R&D at the CIA: Building a Meal Kit – The Prototype
Next up…Testing and Prototyping
A quick review before we get to the most recent action:
- Two weeks ago, we did the ideation session to get a sense of what people want.
- Last week, we held a focus group to get more details about our products and plans. The focus group was more about the consumer research. The whole process enabled us to extract customer behavioral patterns and figure out what people want and don’t want.
Our findings? People don’t want to spend more than 30 minutes on both prepping and cooking, and they were all in agreement that it’s really about the experience they are buying into when ordering a meal kit.
So this week, the whole class was in the kitchen testing recipes and prototyping their meal kit products. Our team tested a mango sticky rice dessert recipe. We made seven different batches to find the perfect ratio for mango, water, and coconut milk in rice. We agreed on 1:1:1 ratio for rice. We put sticky rice, water, coconut milk, mango, brown sugar, and sesame oil in a sous-vide bag and vacuum-sealed them. Then we cooked the rice in hot water bath.
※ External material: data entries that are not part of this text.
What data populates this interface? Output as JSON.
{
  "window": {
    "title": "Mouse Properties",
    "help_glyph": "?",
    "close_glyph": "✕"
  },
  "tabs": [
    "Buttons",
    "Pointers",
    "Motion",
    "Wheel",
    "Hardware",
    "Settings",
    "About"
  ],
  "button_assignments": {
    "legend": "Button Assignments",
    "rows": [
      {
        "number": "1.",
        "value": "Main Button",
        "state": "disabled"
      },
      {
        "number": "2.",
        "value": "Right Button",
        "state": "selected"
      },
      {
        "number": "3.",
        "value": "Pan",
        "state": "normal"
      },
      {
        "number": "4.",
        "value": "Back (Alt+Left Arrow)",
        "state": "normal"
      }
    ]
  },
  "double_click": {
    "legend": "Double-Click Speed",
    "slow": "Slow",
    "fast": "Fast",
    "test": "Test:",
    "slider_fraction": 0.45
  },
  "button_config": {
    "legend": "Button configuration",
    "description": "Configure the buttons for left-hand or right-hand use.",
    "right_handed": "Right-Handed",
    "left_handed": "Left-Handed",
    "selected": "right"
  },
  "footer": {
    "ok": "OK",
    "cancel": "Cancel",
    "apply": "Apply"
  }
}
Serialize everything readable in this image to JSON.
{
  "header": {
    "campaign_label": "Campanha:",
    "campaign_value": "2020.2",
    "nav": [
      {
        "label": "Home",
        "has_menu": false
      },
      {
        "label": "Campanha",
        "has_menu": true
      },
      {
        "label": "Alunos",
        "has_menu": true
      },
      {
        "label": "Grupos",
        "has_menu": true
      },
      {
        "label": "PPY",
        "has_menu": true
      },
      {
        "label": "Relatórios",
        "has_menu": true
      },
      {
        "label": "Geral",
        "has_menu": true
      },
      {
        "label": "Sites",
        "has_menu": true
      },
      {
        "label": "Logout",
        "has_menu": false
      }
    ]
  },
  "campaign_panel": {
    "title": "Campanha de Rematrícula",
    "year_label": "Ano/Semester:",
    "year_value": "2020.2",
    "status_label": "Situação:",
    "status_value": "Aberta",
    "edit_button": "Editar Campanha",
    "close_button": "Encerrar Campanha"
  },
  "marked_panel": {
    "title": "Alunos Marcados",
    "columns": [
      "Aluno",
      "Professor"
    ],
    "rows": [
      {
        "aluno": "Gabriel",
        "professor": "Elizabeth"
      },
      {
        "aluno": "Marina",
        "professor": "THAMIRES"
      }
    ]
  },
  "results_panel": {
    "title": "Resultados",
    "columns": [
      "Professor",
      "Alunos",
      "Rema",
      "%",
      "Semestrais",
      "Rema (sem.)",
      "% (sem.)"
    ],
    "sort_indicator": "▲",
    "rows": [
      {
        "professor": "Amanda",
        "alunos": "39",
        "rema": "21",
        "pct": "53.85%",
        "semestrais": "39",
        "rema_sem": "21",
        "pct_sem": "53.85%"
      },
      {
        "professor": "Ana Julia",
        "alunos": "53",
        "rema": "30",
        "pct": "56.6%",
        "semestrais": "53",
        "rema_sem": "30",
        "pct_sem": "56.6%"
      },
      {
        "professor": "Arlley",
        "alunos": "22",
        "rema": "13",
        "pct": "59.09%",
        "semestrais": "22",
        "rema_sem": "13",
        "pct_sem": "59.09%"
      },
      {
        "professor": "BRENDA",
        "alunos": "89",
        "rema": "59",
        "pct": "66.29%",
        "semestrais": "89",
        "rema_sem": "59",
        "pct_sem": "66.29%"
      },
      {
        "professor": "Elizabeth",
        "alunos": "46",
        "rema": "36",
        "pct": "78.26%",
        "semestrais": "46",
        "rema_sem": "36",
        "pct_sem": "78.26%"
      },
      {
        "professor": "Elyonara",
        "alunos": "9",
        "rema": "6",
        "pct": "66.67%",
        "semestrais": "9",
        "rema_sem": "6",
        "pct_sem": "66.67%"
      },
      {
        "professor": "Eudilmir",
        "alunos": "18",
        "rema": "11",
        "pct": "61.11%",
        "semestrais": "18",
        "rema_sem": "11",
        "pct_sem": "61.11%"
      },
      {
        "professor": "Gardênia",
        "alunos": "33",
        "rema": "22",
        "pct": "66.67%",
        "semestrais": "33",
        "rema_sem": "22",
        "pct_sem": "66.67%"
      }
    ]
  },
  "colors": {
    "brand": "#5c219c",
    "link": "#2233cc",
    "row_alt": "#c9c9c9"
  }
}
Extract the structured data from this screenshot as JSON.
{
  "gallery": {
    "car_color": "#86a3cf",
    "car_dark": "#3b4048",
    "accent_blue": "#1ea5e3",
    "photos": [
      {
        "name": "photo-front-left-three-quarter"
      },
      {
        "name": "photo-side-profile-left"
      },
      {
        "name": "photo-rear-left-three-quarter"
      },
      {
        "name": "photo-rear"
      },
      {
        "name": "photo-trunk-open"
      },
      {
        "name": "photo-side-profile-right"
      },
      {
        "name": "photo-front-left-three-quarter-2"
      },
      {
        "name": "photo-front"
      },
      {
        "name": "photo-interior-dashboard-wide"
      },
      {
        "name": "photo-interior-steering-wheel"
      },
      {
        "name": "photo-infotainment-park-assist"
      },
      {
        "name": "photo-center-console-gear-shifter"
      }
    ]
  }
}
The point of this recipe testing is to figure out how to make this food product shelf-stable rather than how to formulate recipes.
Our next task is to find the pasteurization temperature, controlled water activity level, and low enough pH level. Also, we have to create the entrée for our meal kit. The entrée dish doesn’t have to be shelf-stable, so it should be easier to make. We are thinking about a yellow curry udon with Thai eggplant. Other teams made vegan pad thai, raspberry cheesecake, and spinach pesto pasta.
We’re also doing some pretty cool things outside the R&D class. In our Precision Temperature Cooking class, we learn how to produce consistently cooked food. The first lab/class was on sous-vide cooking. Sous vide literally means “under pressure” in French. This cooking method requires a hot water bath and a bag or container. We cooked egg, steaks, and pork bellies in different temperatures and compared them. It was surprising how many differences could be found with a few temperature gaps.
Back in R&D, we can’t wait to continue building our Meal Kit. We’ll keep y’all updated.
Peace out, Brussels sprout!
By Bryan and Jerry
- R&D at the CIA: Final Thoughts - June 27, 2018
- R&D at the CIA: Building a Meal Kit – Good Shelf Awareness - May 8, 2018
- R&D at the CIA: Building a Meal Kit – Getting Sensory - April 4, 2018